Bariatric surgery: results in obesity and effects on metabolic parameters

Curr Opin Lipidol. 2011 Feb;22(1):1-5. doi: 10.1097/MOL.0b013e328340b8fd.

Abstract

Purpose of review: The use of bariatric surgery is increasing at an enormous rate in all countries but the indications for the operation on the basis of metabolic derangements are not clear as only one controlled randomized trial has been performed so far. Thus, it is not clear whether bariatric surgery should be performed on obese patients with long-standing type 2 diabetes or poorly controlled hypertension or hypertriglyceridemia. The mechanism for the immediate improvement in glucose tolerance after gastric bypass is not clear but is being actively investigated.

Recent findings: Gastric bypass appears to enhance glucagon-like peptide-1 production and suppress glucose-dependent insulinotropic polypeptide production.

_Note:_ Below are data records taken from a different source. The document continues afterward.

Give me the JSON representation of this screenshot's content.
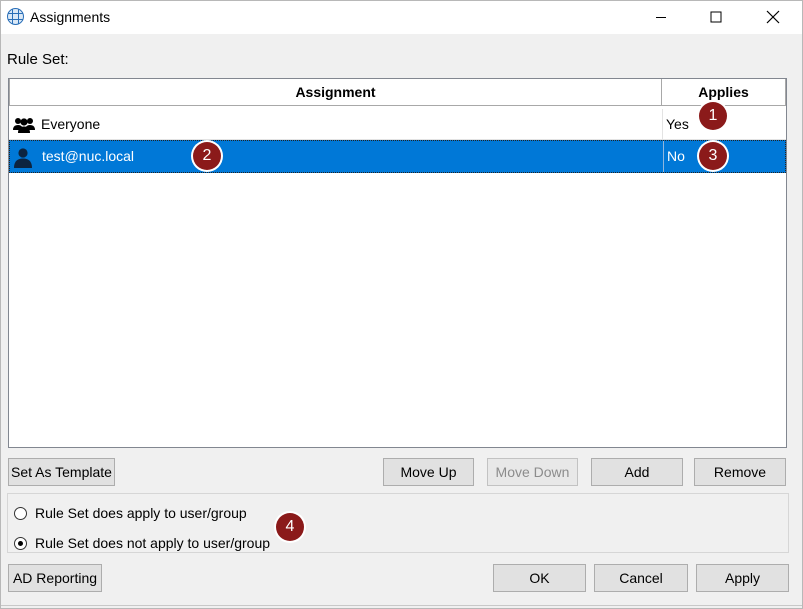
{
  "window": {
    "title": "Assignments",
    "icon": "grid-app-icon"
  },
  "rule_set_label": "Rule Set:",
  "table": {
    "columns": [
      "Assignment",
      "Applies"
    ],
    "rows": [
      {
        "icon": "group-icon",
        "name": "Everyone",
        "applies": "Yes",
        "selected": false
      },
      {
        "icon": "user-icon",
        "name": "test@nuc.local",
        "applies": "No",
        "selected": true
      }
    ]
  },
  "badges": [
    "1",
    "2",
    "3",
    "4"
  ],
  "buttons": {
    "set_as_template": "Set As Template",
    "move_up": "Move Up",
    "move_down": "Move Down",
    "add": "Add",
    "remove": "Remove",
    "ad_reporting": "AD Reporting",
    "ok": "OK",
    "cancel": "Cancel",
    "apply": "Apply"
  },
  "radios": [
    {
      "label": "Rule Set does apply to user/group",
      "checked": false
    },
    {
      "label": "Rule Set does not apply to user/group",
      "checked": true
    }
  ],
  "colors": {
    "selection": "#0078d7",
    "badge": "#8b1a1a"
  }
}
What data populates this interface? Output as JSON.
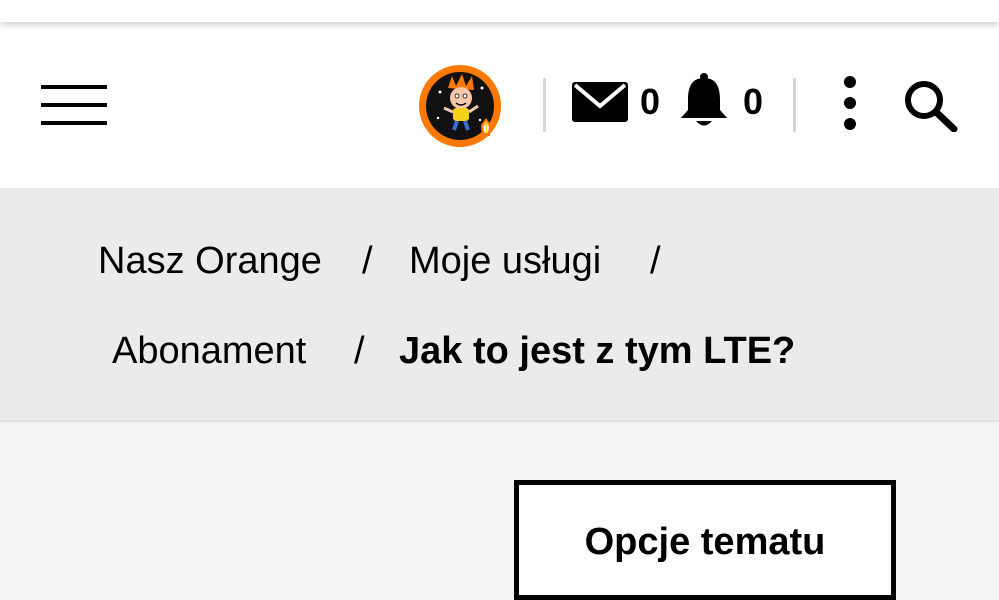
{
  "header": {
    "menu_icon": "hamburger-menu-icon",
    "avatar": {
      "icon": "user-avatar-badge",
      "ring_color": "#ff7900"
    },
    "messages": {
      "icon": "envelope-icon",
      "count": "0"
    },
    "notifications": {
      "icon": "bell-icon",
      "count": "0"
    },
    "more_icon": "more-vertical-icon",
    "search_icon": "search-icon"
  },
  "breadcrumb": {
    "items": [
      {
        "label": "Nasz Orange"
      },
      {
        "label": "Moje usługi"
      },
      {
        "label": "Abonament"
      },
      {
        "label": "Jak to jest z tym LTE?"
      }
    ],
    "separator": "/"
  },
  "topic_options": {
    "label": "Opcje tematu"
  },
  "colors": {
    "accent": "#ff7900",
    "background": "#f4f4f4",
    "breadcrumb_bg": "#ebebeb"
  }
}
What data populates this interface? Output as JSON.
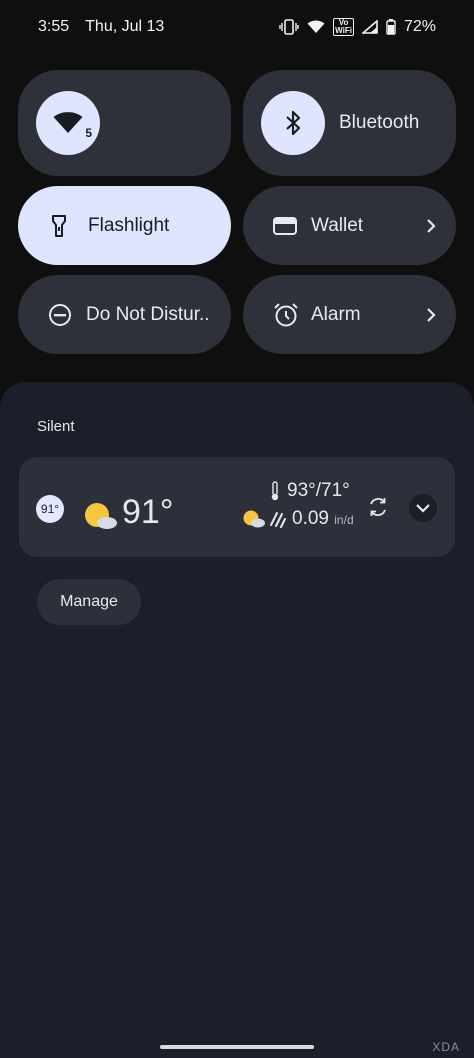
{
  "status_bar": {
    "time": "3:55",
    "date": "Thu, Jul 13",
    "vowifi_top": "Vo",
    "vowifi_bottom": "WiFi",
    "battery": "72%"
  },
  "quick_settings": {
    "wifi_badge": "5",
    "bluetooth_label": "Bluetooth",
    "flashlight_label": "Flashlight",
    "wallet_label": "Wallet",
    "dnd_label": "Do Not Distur..",
    "alarm_label": "Alarm"
  },
  "notifications": {
    "section_label": "Silent",
    "weather": {
      "badge": "91°",
      "current_temp": "91°",
      "hi_lo": "93°/71°",
      "precip": "0.09",
      "precip_unit": "in/d"
    },
    "manage_label": "Manage"
  },
  "watermark": "XDA",
  "colors": {
    "tile_active": "#dfe5ff",
    "tile_inactive": "#2e303a",
    "shade_bg": "#1b1f2a",
    "card_bg": "#2d303b"
  }
}
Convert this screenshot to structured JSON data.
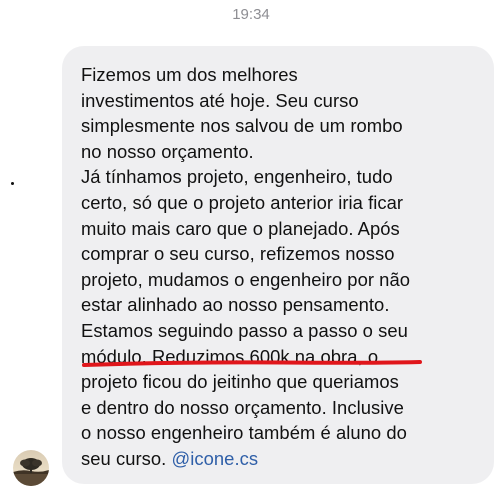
{
  "header": {
    "timestamp": "19:34"
  },
  "message": {
    "lines": [
      "Fizemos um dos melhores",
      "investimentos até hoje. Seu curso",
      "simplesmente nos salvou de um rombo",
      "no nosso orçamento.",
      "Já tínhamos projeto, engenheiro, tudo",
      "certo, só que o projeto anterior iria ficar",
      "muito mais caro que o planejado. Após",
      "comprar o seu curso, refizemos nosso",
      "projeto, mudamos o engenheiro por não",
      "estar alinhado ao nosso pensamento.",
      "Estamos seguindo passo a passo o seu"
    ],
    "line12_prefix": "módulo. ",
    "highlighted_text": "Reduzimos 600k na obra",
    "line12_suffix": ", o",
    "lines_after": [
      "projeto ficou do jeitinho que queriamos",
      "e dentro do nosso orçamento. Inclusive",
      "o nosso engenheiro também é aluno do"
    ],
    "last_line_prefix": "seu curso. ",
    "mention": "@icone.cs"
  },
  "colors": {
    "bubble": "#efeff1",
    "text": "#111111",
    "mention": "#2f5fa8",
    "underline": "#e0161b",
    "timestamp": "#8e8e93"
  },
  "icons": {
    "avatar": "profile-avatar-sunset"
  }
}
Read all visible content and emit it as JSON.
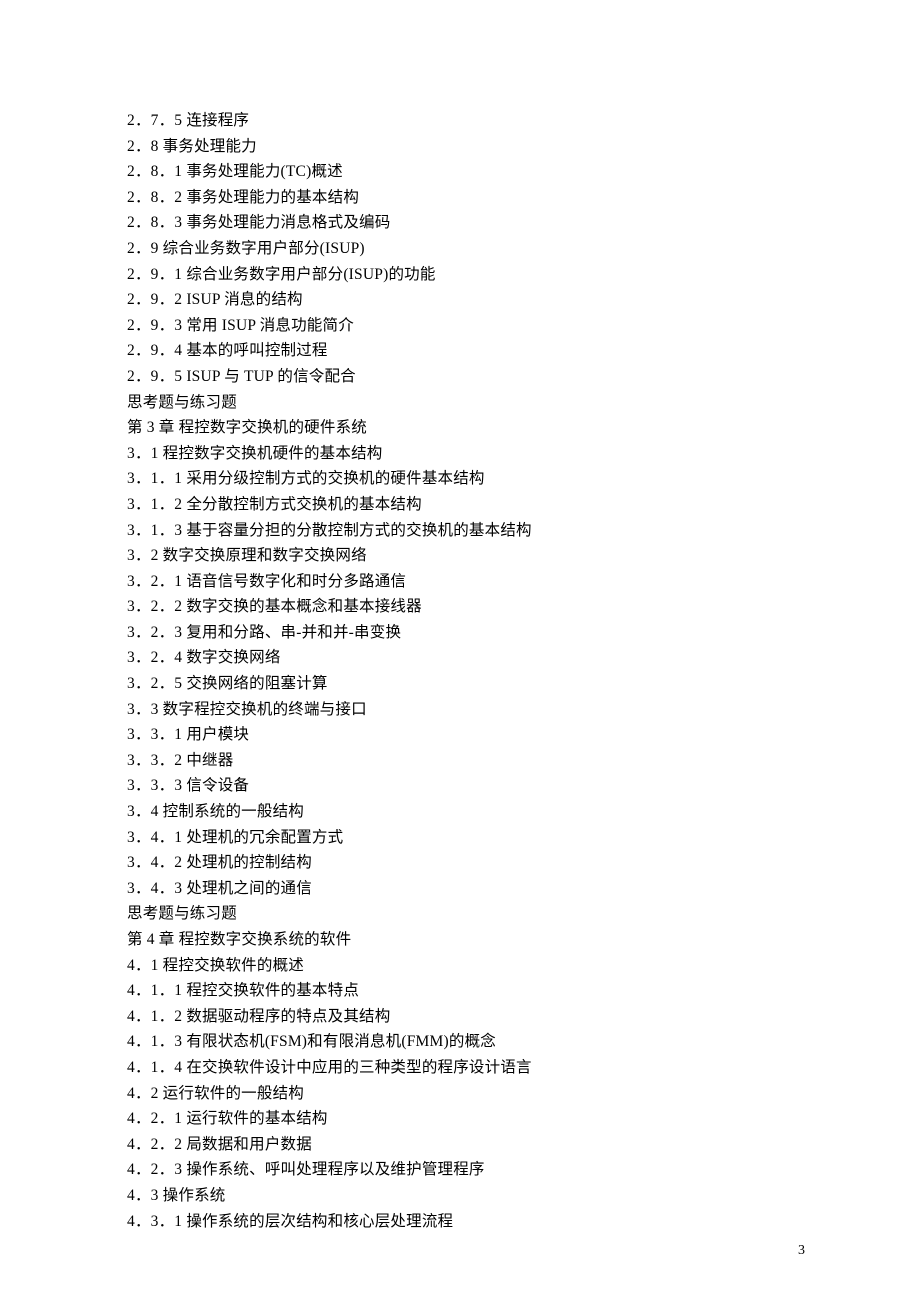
{
  "toc": {
    "lines": [
      "2．7．5 连接程序",
      "2．8 事务处理能力",
      "2．8．1 事务处理能力(TC)概述",
      "2．8．2 事务处理能力的基本结构",
      "2．8．3 事务处理能力消息格式及编码",
      "2．9   综合业务数字用户部分(ISUP)",
      "2．9．1 综合业务数字用户部分(ISUP)的功能",
      "2．9．2 ISUP 消息的结构",
      "2．9．3  常用 ISUP 消息功能简介",
      "2．9．4 基本的呼叫控制过程",
      "2．9．5 ISUP 与 TUP 的信令配合",
      "思考题与练习题",
      "第 3 章 程控数字交换机的硬件系统",
      "3．1 程控数字交换机硬件的基本结构",
      "3．1．1 采用分级控制方式的交换机的硬件基本结构",
      "3．1．2 全分散控制方式交换机的基本结构",
      "3．1．3 基于容量分担的分散控制方式的交换机的基本结构",
      "3．2 数字交换原理和数字交换网络",
      "3．2．1 语音信号数字化和时分多路通信",
      "3．2．2 数字交换的基本概念和基本接线器",
      "3．2．3  复用和分路、串-并和并-串变换",
      "3．2．4 数字交换网络",
      "3．2．5  交换网络的阻塞计算",
      "3．3 数字程控交换机的终端与接口",
      "3．3．1 用户模块",
      "3．3．2 中继器",
      "3．3．3 信令设备",
      "3．4 控制系统的一般结构",
      "3．4．1  处理机的冗余配置方式",
      "3．4．2  处理机的控制结构",
      "3．4．3  处理机之间的通信",
      "思考题与练习题",
      "第 4 章 程控数字交换系统的软件",
      "4．1 程控交换软件的概述",
      "4．1．1 程控交换软件的基本特点",
      "4．1．2 数据驱动程序的特点及其结构",
      "4．1．3  有限状态机(FSM)和有限消息机(FMM)的概念",
      "4．1．4 在交换软件设计中应用的三种类型的程序设计语言",
      "4．2 运行软件的一般结构",
      "4．2．1 运行软件的基本结构",
      "4．2．2 局数据和用户数据",
      "4．2．3 操作系统、呼叫处理程序以及维护管理程序",
      "4．3 操作系统",
      "4．3．1  操作系统的层次结构和核心层处理流程"
    ]
  },
  "page_number": "3"
}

It appears that patients with type 2 diabetes and a greater BMI gain more benefit from the operation.

Summary: Bariatric surgery, particularly gastric bypass, has powerful and usually persistent effects on type 2 diabetes, dyslipidemia, and hypertension but randomized controlled trials with predefined metabolic entry criteria and planned comprehensive follow-up are required.

Publication types

  • Review

MeSH terms

  • Bariatric Surgery*
  • Diabetes Mellitus, Type 2 / surgery
  • Gastric Bypass
  • Glucagon-Like Peptide 1 / metabolism
  • Humans
  • Obesity / surgery*
  • Randomized Controlled Trials as Topic

Substances

  • Glucagon-Like Peptide 1